- Walmart plans to acquire the platform, intellectual property and staff of last-mile delivery app JoyRun for an undisclosed sum, Srini Venkatesan, executive vice president at Walmart Global Tech, announced on LinkedIn Thursday.
- JoyRun is a peer-to-peer delivery app wherein users can share that they are making a trip to a retail store or restaurant and neighbors can purchase items from the same store through the app for the original poster to deliver. The app has 30,000 users and roughly 540 retail partners, according to Venkatesan.
- When the deal closes, expected within several weeks, Walmart will temporarily shut down the app while it assesses the intellectual property and business model. It will then relaunch it in some form, though a Walmart spokesperson said that could be different from the original.
"This acquisition allows us to further augment our team and ongoing efforts to explore even more ways to deliver for customers in the future. For instance, Runners could complement our SPARK program and 3rd Party delivery providers," Venkatesan wrote on LinkedIn.
JoyRun's team will join the supply chain technology team, within Walmart's Bay Area global tech team, which extended remote work indefinitely this year.
At this point, Walmart does not know if or how JoyRun will integrate into its existing last-mile portfolio, the spokesperson said. But the retailer's move to acquire the 5-year-old Bay Area startup presents more evidence that Walmart's strategy continues to diversify.
Current last-mile strategies and pilots include autonomous delivery vehicles. third-party services, in-sourced delivery services to the doorstep and inside consumers' homes, and experimentation with drones.
Though it may not last beyond Walmart's assessment, JoyRun's peer-to-peer delivery is somewhat similar to gig-economy-driven, last-mile provider Roadie, which Walmart also partners with, in that the intention is for the drivers to pick up an extra task to complete during trips they are already making. Roadie calls this model "on the way" delivery.

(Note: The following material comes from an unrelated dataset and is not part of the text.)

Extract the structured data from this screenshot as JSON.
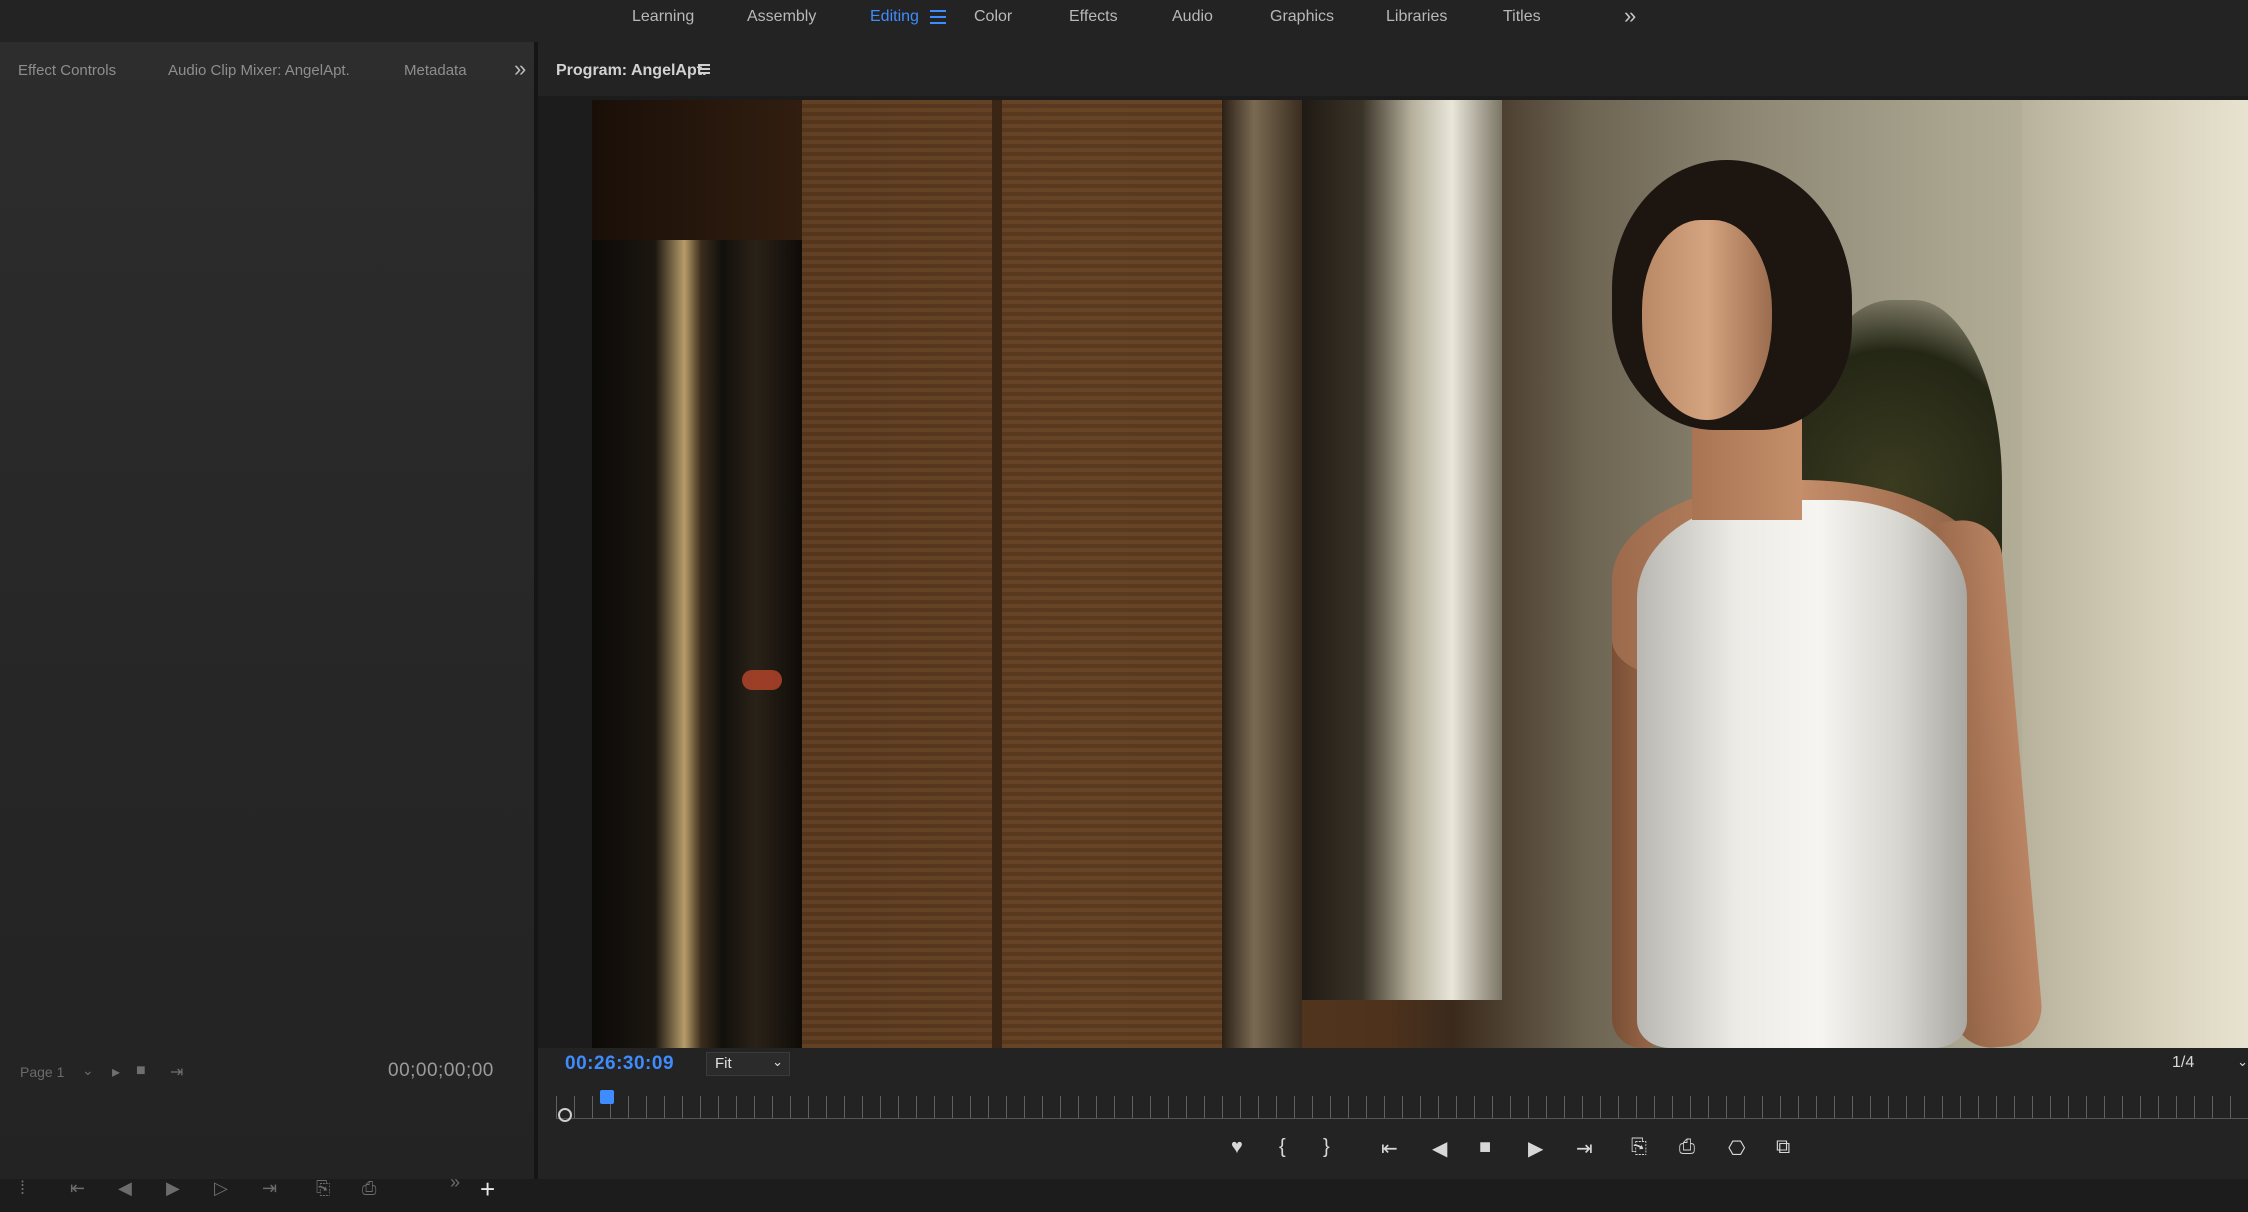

In JoyRun's existing model, which started exclusively on college campuses and eventually branched out, users offering delivery services can send a message to other users in their areas that they are making a trip and invite then to "join the order."
Though Walmart is consistently diversifying its last-mile offering, it sheds last-mile providers with some regularity. Skipcart ended its relationship with the retailer this year, telling Bloomberg the company was losing money. Uber, Lyft and now-defunct (and Target-acquired) Deliv also parted ways with Walmart within the last two years.
Walmart Chief Financial Officer Brett Biggs called out direct-to-home delivery and curbside pickup as the driving forces behind the retailer's 41% YoY growth in e-commerce in Q3, during a recent earnings call. The company now offers "Express Delivery" from 2,700 stores in under half an hour. These forces combined with the ongoing pandemic explain the Walmart's appetite for last-mile delivery capacity.